New Multi-Nutrient Research
I want to tell you about two interesting new publications on the use of multi-nutrient treatment for mental health challenges. The topic that unites these two studies is TRAUMA.
- 12-month case study on Traumatic Brain Injury (TBI). We all know that there is a fine (or even non-existent!) line between mental health and brain health, even though much research seems to treat them as two separate phenomena. And we have lots of anecdotal reports of people who take nutritional supplements to improve their brain health when they are struggling with brain health problems such as Parkinson’s or brain injury, but no good studies yet. So I am very pleased to tell you about a 12-month case study just published of a man who had had a serious brain injury eight years earlier. It is interesting that the residual post-injury symptoms for which he was seeking help were similar to symptoms that respond so well to micronutrient treatment in more classically-defined mental health disorders: irritability, and mood dysregulation.

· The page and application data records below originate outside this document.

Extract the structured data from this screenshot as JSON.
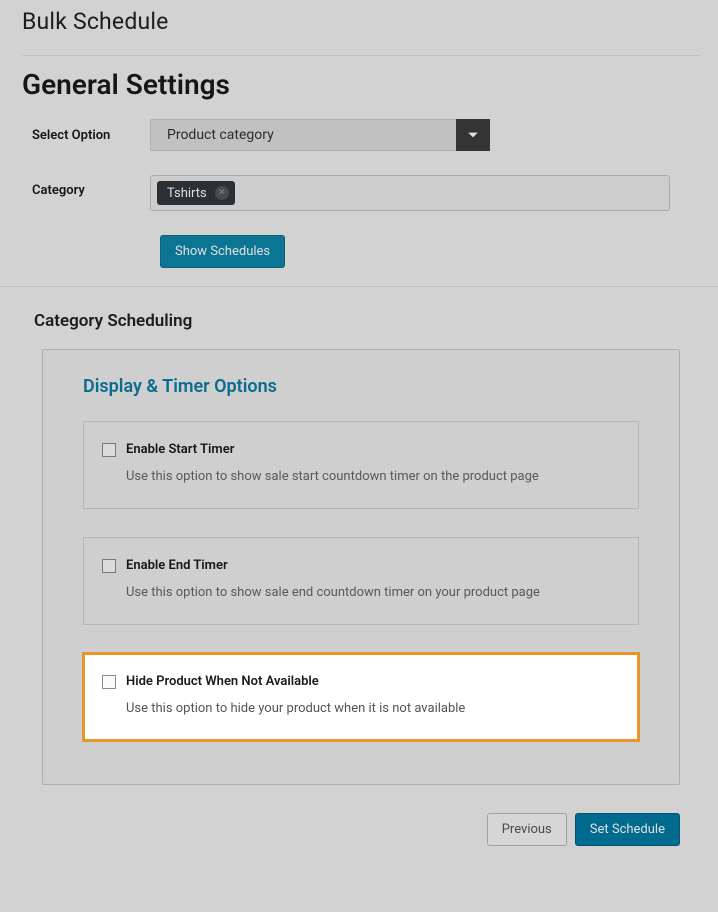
{
  "page": {
    "title": "Bulk Schedule",
    "heading": "General Settings"
  },
  "form": {
    "select_option_label": "Select Option",
    "select_option_value": "Product category",
    "category_label": "Category",
    "category_chip": "Tshirts",
    "show_schedules_btn": "Show Schedules"
  },
  "scheduling": {
    "title": "Category Scheduling"
  },
  "panel": {
    "title": "Display & Timer Options",
    "options": [
      {
        "label": "Enable Start Timer",
        "desc": "Use this option to show sale start countdown timer on the product page"
      },
      {
        "label": "Enable End Timer",
        "desc": "Use this option to show sale end countdown timer on your product page"
      },
      {
        "label": "Hide Product When Not Available",
        "desc": "Use this option to hide your product when it is not available"
      }
    ]
  },
  "footer": {
    "previous": "Previous",
    "set_schedule": "Set Schedule"
  }
}
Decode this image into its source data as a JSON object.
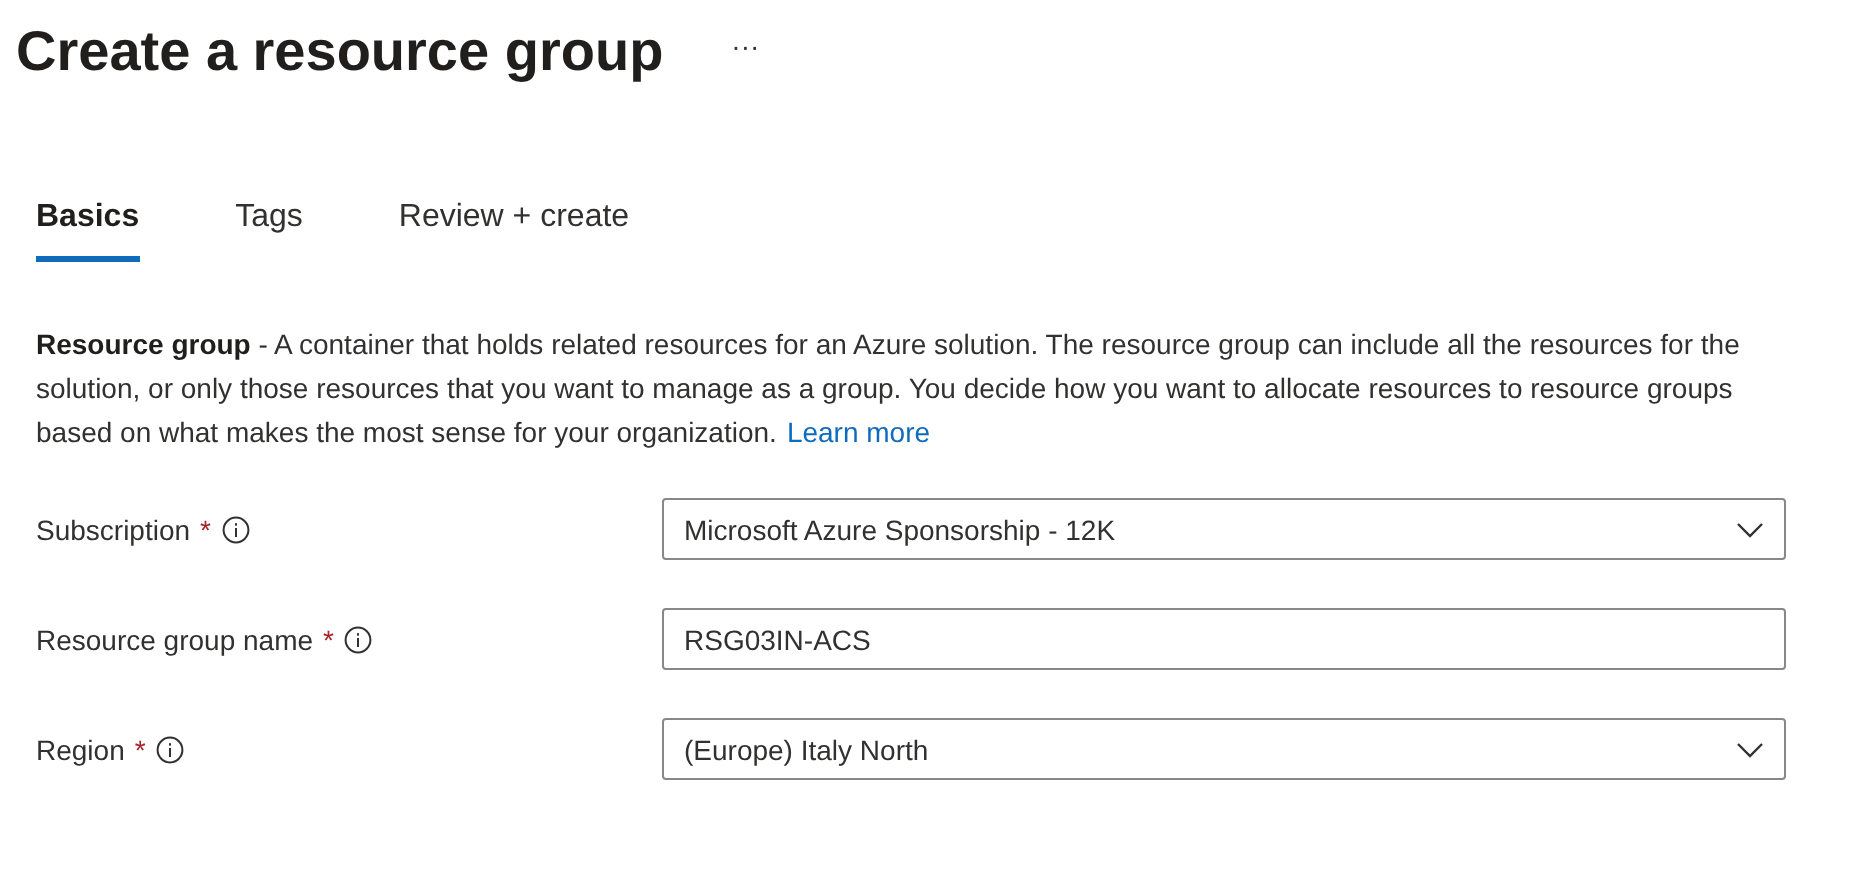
{
  "header": {
    "title": "Create a resource group",
    "more": "···"
  },
  "tabs": [
    {
      "label": "Basics",
      "selected": true
    },
    {
      "label": "Tags",
      "selected": false
    },
    {
      "label": "Review + create",
      "selected": false
    }
  ],
  "description": {
    "text": "**Resource group** - A container that holds related resources for an Azure solution. The resource group can include all the resources for the solution, or only those resources that you want to manage as a group. You decide how you want to allocate resources to resource groups based on what makes the most sense for your organization.",
    "link": "Learn more"
  },
  "fields": [
    {
      "kind": "dropdown",
      "label": "Subscription",
      "required_mark": "*",
      "value": "Microsoft Azure Sponsorship - 12K"
    },
    {
      "kind": "text",
      "label": "Resource group name",
      "required_mark": "*",
      "value": "RSG03IN-ACS"
    },
    {
      "kind": "dropdown",
      "label": "Region",
      "required_mark": "*",
      "value": "(Europe) Italy North"
    }
  ]
}
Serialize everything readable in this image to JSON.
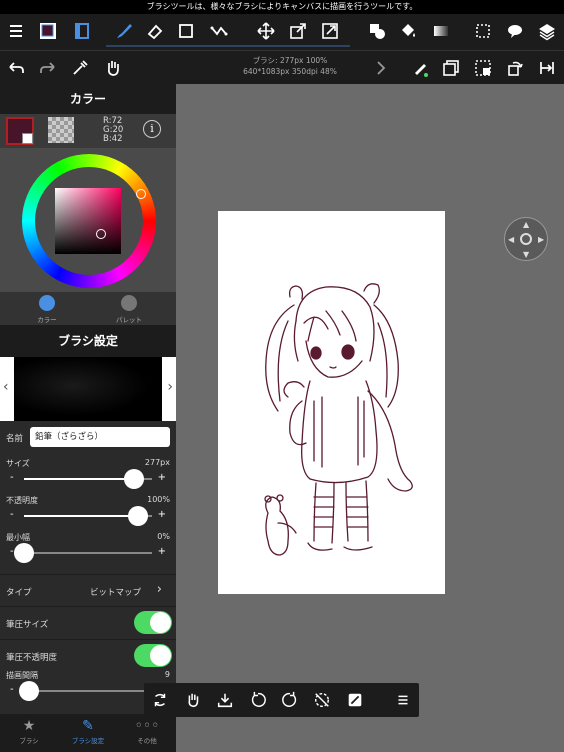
{
  "status": {
    "message": "ブラシツールは、様々なブラシによりキャンバスに描画を行うツールです。"
  },
  "toolbar": {
    "brush_info_line1": "ブラシ: 277px 100%",
    "brush_info_line2": "640*1083px 350dpi 48%"
  },
  "color_panel": {
    "title": "カラー",
    "primary_color": "#48142a",
    "rgb": {
      "r": "R:72",
      "g": "G:20",
      "b": "B:42"
    },
    "tabs": [
      {
        "label": "カラー"
      },
      {
        "label": "パレット"
      }
    ]
  },
  "brush_settings": {
    "title": "ブラシ設定",
    "name_label": "名前",
    "name_value": "鉛筆（ざらざら）",
    "sliders": [
      {
        "label": "サイズ",
        "value": "277px",
        "level": 0.86
      },
      {
        "label": "不透明度",
        "value": "100%",
        "level": 0.89
      },
      {
        "label": "最小幅",
        "value": "0%",
        "level": 0.0
      },
      {
        "label": "描画間隔",
        "value": "9",
        "level": 0.04
      }
    ],
    "type_label": "タイプ",
    "type_value": "ビットマップ",
    "toggles": [
      {
        "label": "筆圧サイズ",
        "on": true
      },
      {
        "label": "筆圧不透明度",
        "on": true
      }
    ]
  },
  "bottom_tabs": [
    {
      "label": "ブラシ",
      "icon": "star-icon"
    },
    {
      "label": "ブラシ設定",
      "icon": "brush-icon"
    },
    {
      "label": "その他",
      "icon": "more-icon"
    }
  ],
  "colors": {
    "accent": "#4a90e2",
    "toggle_on": "#4cd964",
    "sketch_line": "#5a1a30"
  }
}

A case study such as this one is exciting because it will hopefully stimulate brain injury scientists to explore the topic with higher level group research and clinical trials. If you read the report, you will see the patient himself requested the data be collected while he tried out a micronutrient formula, so that his experience might stimulate further research and help the thousands of others suffering post-TBI symptoms. Although it is ‘only’ a case study, I encourage you to distribute this widely if you know scientists who study concussion and other forms of brain injury. Perhaps it will lead to further studies on this important topic.
2. A multiple-baseline-design study of children suffering from post-earthquake anxiety disorders. The New Zealand researchers who have been studying post-earthquake mental health problems and nutrition (in this case, Ellen Sole, Julia Rucklidge, and Neville Blampied) have now shown how powerful broad-spectrum micronutrients can be in reducing anxiety. Ten of the 11 children who completed the study displayed clinically significant improvements with large effect sizes. This study is in press (accepted, but not yet published) so I cannot provide a link, but I thought you might like to know about it.
Here is the current list of publications on multinutrient treatment for mental health problems.
Charitable Fund Receives Second $100,000 Donation
Thanks to the commitment of another anonymous donor, the Nutrition and Mental Health Research Fund at the Foundation for Excellence in Mental Health Care now has an additional $100,000 to further our knowledge of how nutrition influences mental health and also to support and cultivate young scientists working on this important topic.
The Nutrition and Mental Health Research Fund was established in 2015 to support research and education on the ability of broad-spectrum nutrient treatments to reverse and prevent the onset of psychiatric symptoms, an area that has not yet been considered a priority by public funding agencies. A sister fund in Canada at the Calgary Foundation provides a way for Canadian citizens to make tax-deductible donations to the effort.
I am so grateful for the generosity of individuals who appreciate the importance of nutrition for mental health. This wonderful donation, as well as the previous one for $100,000, and also the many smaller ones that have been arriving, will assist scientists in accumulating further evidence in this domain. What this work is leading to is nothing less than a complete transformation in our understanding of the etiology and optimal treatment of mental disorders.
The first grant has already been awarded, and it will cover the costs of epigenetic analyses of serum samples that have been stored from children who were participating in a clinical trial of a broad-spectrum micronutrient formula. A second grant under consideration will fund a multi-centre clinical trial of a similar formula. Both of these first two grants are supporting studies in children and adolescents; future work involving adults with mental health challenges will also be funded.
International Society will meet in Bethesda next July
The third meeting of the fairly new International Society for Nutritional Psychiatric Research (ISNPR) will be held next summer in North America. The site will be Bethesda, Maryland. For further information, go to ISNPR.org.
Dr. Bonnie Kaplan, PhD is the fund advisor of the Nutrition & Mental Health Research Fund and a member of the new International Society for Nutritional Psychiatry Research (ISNPR). For many years, she studied developmental disorders in children, especially ADHD and reading disabilities (dyslexia). Dr. Kaplan was part of a team from University of Calgary and University of British Columbia which helped in the search for genes that predispose children to dyslexia. Also, with her students, she investigated the characteristics of adults with ADHD. Such work led her to further investigations of the role of nutrition. Another interest has been the mood symptoms that accompany ADHD and learning difficulties, and the role of micronutrient treatment of mood, aggression and explosive rage. This progression of topics has resulted in a research program focused on the role of nutrition in brain development and in brain function, especially the use of broad spectrum micronutrient treatment for mental disorders.
Dr. Kaplan’s latest published research: A randomised trial of nutrient supplements to minimise psychological stress after a natural disaster. PsychiatryResearch(2015).